App and web page records
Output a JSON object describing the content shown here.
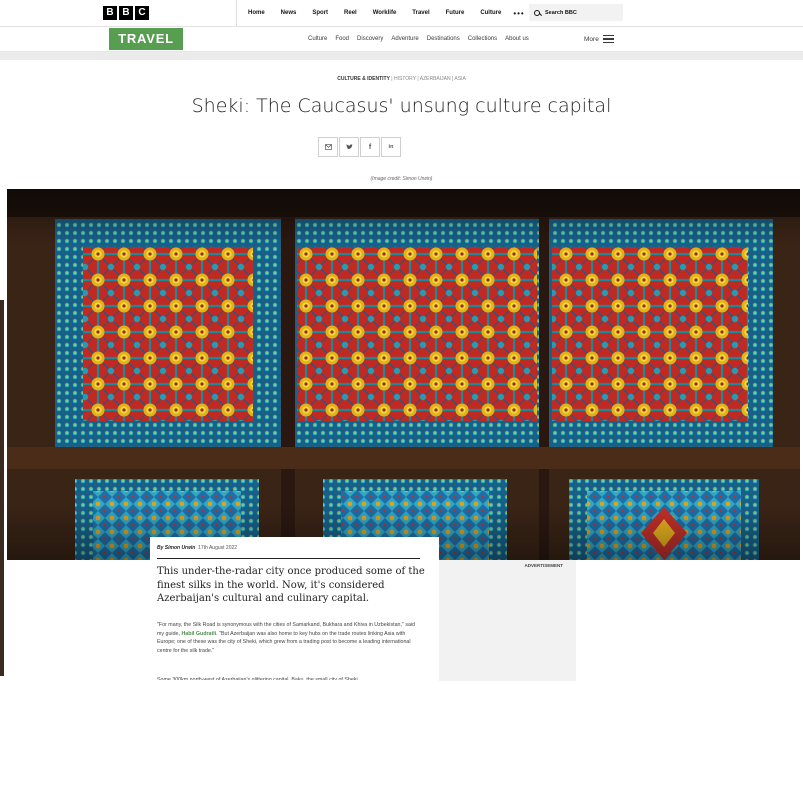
{
  "brand": {
    "letters": [
      "B",
      "B",
      "C"
    ]
  },
  "top_nav": {
    "items": [
      "Home",
      "News",
      "Sport",
      "Reel",
      "Worklife",
      "Travel",
      "Future",
      "Culture"
    ],
    "more": "•••",
    "search_label": "Search BBC"
  },
  "section": {
    "logo": "TRAVEL",
    "nav": [
      "Culture",
      "Food",
      "Discovery",
      "Adventure",
      "Destinations",
      "Collections",
      "About us"
    ],
    "more_label": "More"
  },
  "article": {
    "kicker_main": "CULTURE & IDENTITY",
    "kicker_tags": "| HISTORY | AZERBAIJAN | ASIA",
    "headline": "Sheki: The Caucasus' unsung culture capital",
    "share": [
      {
        "icon": "email-icon",
        "glyph": "✉"
      },
      {
        "icon": "twitter-icon",
        "glyph": "🐦"
      },
      {
        "icon": "facebook-icon",
        "glyph": "f"
      },
      {
        "icon": "linkedin-icon",
        "glyph": "in"
      }
    ],
    "image_credit": "(Image credit: Simon Urwin)",
    "byline_author": "By Simon Urwin",
    "byline_date": "17th August 2022",
    "standfirst": "This under-the-radar city once produced some of the finest silks in the world. Now, it's considered Azerbaijan's cultural and culinary capital.",
    "body_p1_a": "\"For many, the Silk Road is synonymous with the cities of Samarkand, Bukhara and Khiva in Uzbekistan,\" said my guide, ",
    "body_p1_link": "Habil Gudratli",
    "body_p1_b": ". \"But Azerbaijan was also home to key hubs on the trade routes linking Asia with Europe; one of these was the city of Sheki, which grew from a trading post to become a leading international centre for the silk trade.\"",
    "body_p2": "Some 300km north-west of Azerbaijan's glittering capital, Baku, the small city of Sheki"
  },
  "advert": {
    "label": "ADVERTISEMENT"
  }
}
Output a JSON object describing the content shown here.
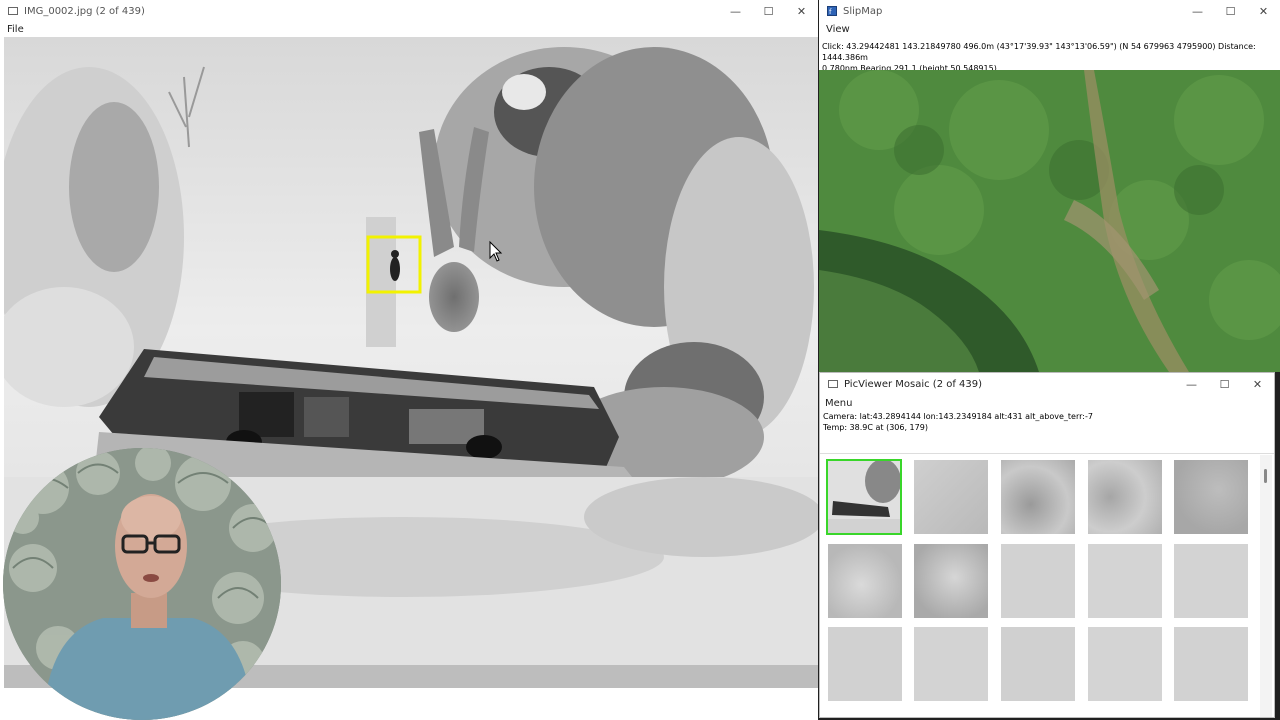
{
  "image_window": {
    "title": "IMG_0002.jpg (2 of 439)",
    "menu": [
      "File"
    ]
  },
  "slipmap": {
    "title": "SlipMap",
    "menu": [
      "View"
    ],
    "status_line1": "Click: 43.29442481 143.21849780  496.0m (43°17'39.93\" 143°13'06.59\") (N 54 679963 4795900)  Distance: 1444.386m",
    "status_line2": "0.780nm Bearing 291.1 (height 50.548915)"
  },
  "mosaic": {
    "title": "PicViewer Mosaic (2 of 439)",
    "menu": [
      "Menu"
    ],
    "camera_line": "Camera: lat:43.2894144 lon:143.2349184 alt:431 alt_above_terr:-7",
    "temp_line": "Temp: 38.9C at (306, 179)",
    "thumbnail_count": 15
  },
  "colors": {
    "selected_thumb_border": "#39d62a",
    "target_box": "#f2f200",
    "map_green": "#4f8a3e"
  },
  "icons": [
    "minimize-icon",
    "maximize-icon",
    "close-icon",
    "app-icon",
    "mouse-cursor-icon"
  ]
}
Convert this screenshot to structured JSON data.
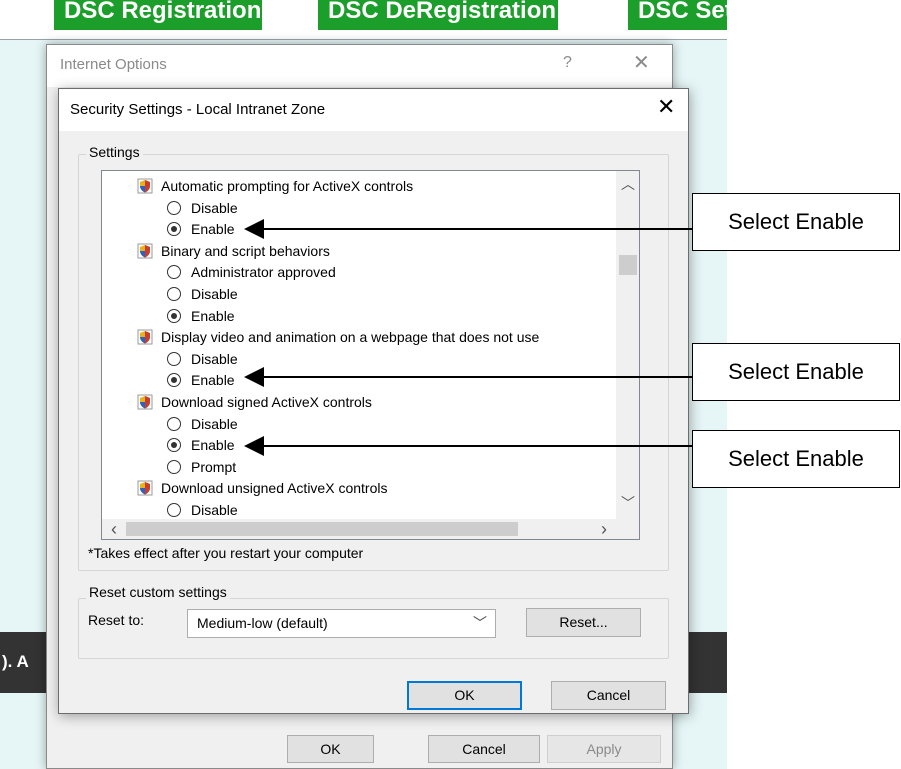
{
  "web_page": {
    "buttons": [
      "DSC Registration",
      "DSC DeRegistration",
      "DSC Set"
    ],
    "dark_bar_text": "). A"
  },
  "internet_options": {
    "title": "Internet Options",
    "help_glyph": "?",
    "close_glyph": "✕",
    "ok": "OK",
    "cancel": "Cancel",
    "apply": "Apply"
  },
  "dialog": {
    "title": "Security Settings - Local Intranet Zone",
    "close_glyph": "✕",
    "settings_group_label": "Settings",
    "settings": [
      {
        "kind": "category",
        "label": "Automatic prompting for ActiveX controls",
        "icon": "settings-shield-icon"
      },
      {
        "kind": "option",
        "label": "Disable",
        "checked": false
      },
      {
        "kind": "option",
        "label": "Enable",
        "checked": true
      },
      {
        "kind": "category",
        "label": "Binary and script behaviors",
        "icon": "settings-shield-icon"
      },
      {
        "kind": "option",
        "label": "Administrator approved",
        "checked": false
      },
      {
        "kind": "option",
        "label": "Disable",
        "checked": false
      },
      {
        "kind": "option",
        "label": "Enable",
        "checked": true
      },
      {
        "kind": "category",
        "label": "Display video and animation on a webpage that does not use",
        "icon": "settings-shield-icon"
      },
      {
        "kind": "option",
        "label": "Disable",
        "checked": false
      },
      {
        "kind": "option",
        "label": "Enable",
        "checked": true
      },
      {
        "kind": "category",
        "label": "Download signed ActiveX controls",
        "icon": "settings-shield-icon"
      },
      {
        "kind": "option",
        "label": "Disable",
        "checked": false
      },
      {
        "kind": "option",
        "label": "Enable",
        "checked": true
      },
      {
        "kind": "option",
        "label": "Prompt",
        "checked": false
      },
      {
        "kind": "category",
        "label": "Download unsigned ActiveX controls",
        "icon": "settings-shield-icon"
      },
      {
        "kind": "option",
        "label": "Disable",
        "checked": false
      }
    ],
    "scroll_up_glyph": "︿",
    "scroll_down_glyph": "﹀",
    "scroll_left_glyph": "‹",
    "scroll_right_glyph": "›",
    "restart_note": "*Takes effect after you restart your computer",
    "reset_group_label": "Reset custom settings",
    "reset_to_label": "Reset to:",
    "reset_to_value": "Medium-low (default)",
    "combo_arrow_glyph": "﹀",
    "reset_button": "Reset...",
    "ok": "OK",
    "cancel": "Cancel"
  },
  "annotations": [
    {
      "text": "Select Enable"
    },
    {
      "text": "Select Enable"
    },
    {
      "text": "Select Enable"
    }
  ],
  "colors": {
    "web_button_green": "#1c9e2a",
    "web_background": "#e6f6f7",
    "dialog_background": "#f0f0f0",
    "default_button_border": "#0078d7"
  }
}
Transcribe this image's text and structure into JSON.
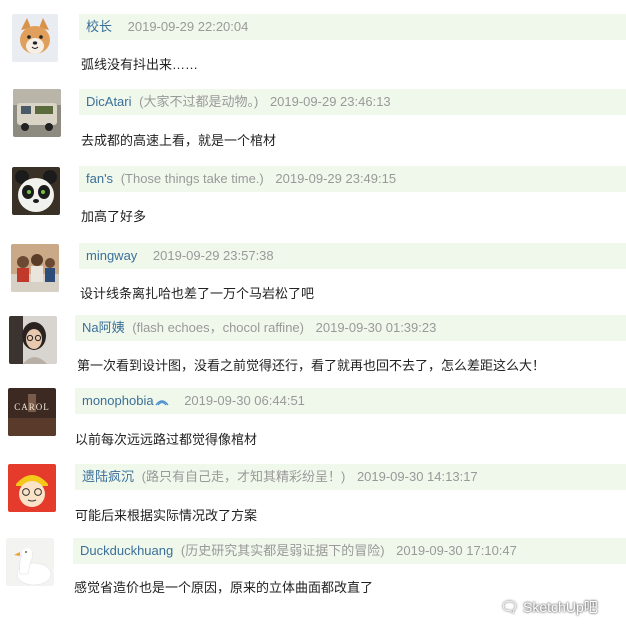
{
  "comments": [
    {
      "name": "校长",
      "nickname": "",
      "time": "2019-09-29 22:20:04",
      "text": "弧线没有抖出来……",
      "avatar": "shiba-dog-avatar"
    },
    {
      "name": "DicAtari",
      "nickname": "(大家不过都是动物。)",
      "time": "2019-09-29 23:46:13",
      "text": "去成都的高速上看，就是一个棺材",
      "avatar": "van-photo-avatar"
    },
    {
      "name": "fan's",
      "nickname": "(Those things take time.)",
      "time": "2019-09-29 23:49:15",
      "text": "加高了好多",
      "avatar": "kung-fu-panda-avatar"
    },
    {
      "name": "mingway",
      "nickname": "",
      "time": "2019-09-29 23:57:38",
      "text": "设计线条离扎哈也差了一万个马岩松了吧",
      "avatar": "group-photo-avatar"
    },
    {
      "name": "Na阿姨",
      "nickname": "(flash echoes，chocol raffine)",
      "time": "2019-09-30 01:39:23",
      "text": "第一次看到设计图，没看之前觉得还行，看了就再也回不去了，怎么差距这么大！",
      "avatar": "woman-glasses-avatar"
    },
    {
      "name": "monophobia",
      "nickname": "",
      "time": "2019-09-30 06:44:51",
      "text": "以前每次远远路过都觉得像棺材",
      "avatar": "carol-poster-avatar",
      "badge": "vip-badge-icon"
    },
    {
      "name": "遗陆疯沉",
      "nickname": "(路只有自己走，才知其精彩纷呈！)",
      "time": "2019-09-30 14:13:17",
      "text": "可能后来根据实际情况改了方案",
      "avatar": "cartoon-boy-avatar"
    },
    {
      "name": "Duckduckhuang",
      "nickname": "(历史研究其实都是弱证据下的冒险)",
      "time": "2019-09-30 17:10:47",
      "text": "感觉省造价也是一个原因，原来的立体曲面都改直了",
      "avatar": "white-duck-avatar"
    }
  ],
  "watermark": {
    "icon": "wechat-icon",
    "text": "SketchUp吧"
  }
}
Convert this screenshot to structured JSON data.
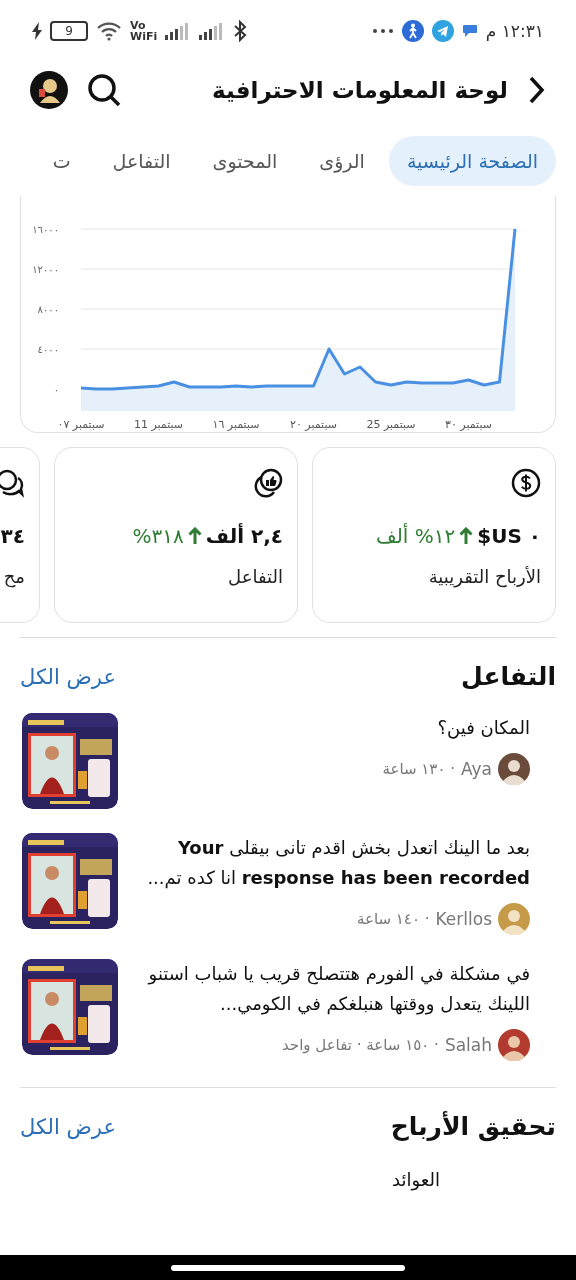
{
  "status_bar": {
    "time": "١٢:٣١ م",
    "battery": "9",
    "network_top": "Vo",
    "network_bottom": "WiFi"
  },
  "header": {
    "title": "لوحة المعلومات الاحترافية"
  },
  "tabs": [
    {
      "label": "الصفحة الرئيسية",
      "selected": true
    },
    {
      "label": "الرؤى",
      "selected": false
    },
    {
      "label": "المحتوى",
      "selected": false
    },
    {
      "label": "التفاعل",
      "selected": false
    },
    {
      "label": "ت",
      "selected": false
    }
  ],
  "chart": {
    "chart_data": {
      "type": "area",
      "grid": true,
      "categories": [
        "سبتمبر ٠٧",
        null,
        null,
        null,
        null,
        "سبتمبر 11",
        null,
        null,
        null,
        null,
        "سبتمبر ١٦",
        null,
        null,
        null,
        null,
        "سبتمبر ٢٠",
        null,
        null,
        null,
        null,
        "سبتمبر 25",
        null,
        null,
        null,
        null,
        "سبتمبر ٣٠",
        null,
        null,
        null
      ],
      "values": [
        100,
        0,
        0,
        100,
        200,
        300,
        700,
        200,
        200,
        200,
        300,
        200,
        300,
        300,
        300,
        300,
        4000,
        1500,
        2200,
        700,
        400,
        700,
        600,
        600,
        600,
        900,
        400,
        700,
        16000
      ],
      "ylim": [
        0,
        16000
      ],
      "yticks": [
        {
          "value": 0,
          "label": "٠"
        },
        {
          "value": 4000,
          "label": "٤٠٠٠"
        },
        {
          "value": 8000,
          "label": "٨٠٠٠"
        },
        {
          "value": 12000,
          "label": "١٢٠٠٠"
        },
        {
          "value": 16000,
          "label": "١٦٠٠٠"
        }
      ]
    }
  },
  "stats": [
    {
      "kind": "money",
      "value": "٠ US$",
      "up": true,
      "change": "١٢% ألف",
      "label": "الأرباح التقريبية"
    },
    {
      "kind": "engagement",
      "value": "٢,٤ ألف",
      "up": true,
      "change": "٣١٨%",
      "label": "التفاعل"
    },
    {
      "kind": "comments",
      "value": "٣٤",
      "label": "مح"
    }
  ],
  "engagement": {
    "title": "التفاعل",
    "link": "عرض الكل",
    "items": [
      {
        "text": "المكان فين؟",
        "name": "Aya",
        "meta": "· ١٣٠ ساعة"
      },
      {
        "text": "بعد ما الينك اتعدل بخش اقدم تانى بيقلى **Your response has been recorded** انا كده تم...",
        "name": "Kerllos",
        "meta": "· ١٤٠ ساعة"
      },
      {
        "text": "في مشكلة في الفورم هتتصلح قريب يا شباب استنو اللينك يتعدل ووقتها هنبلغكم في الكومي...",
        "name": "Salah",
        "meta": "· ١٥٠ ساعة · تفاعل واحد"
      }
    ]
  },
  "monetization": {
    "title": "تحقيق الأرباح",
    "link": "عرض الكل",
    "row_label": "العوائد"
  }
}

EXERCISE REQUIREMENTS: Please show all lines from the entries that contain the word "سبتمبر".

SOLVED PROBLEM:
        "سبتمبر ٠٧",
        "سبتمبر 11",
        "سبتمبر ١٦",
        "سبتمبر ٢٠",
        "سبتمبر 25",
        "سبتمبر ٣٠",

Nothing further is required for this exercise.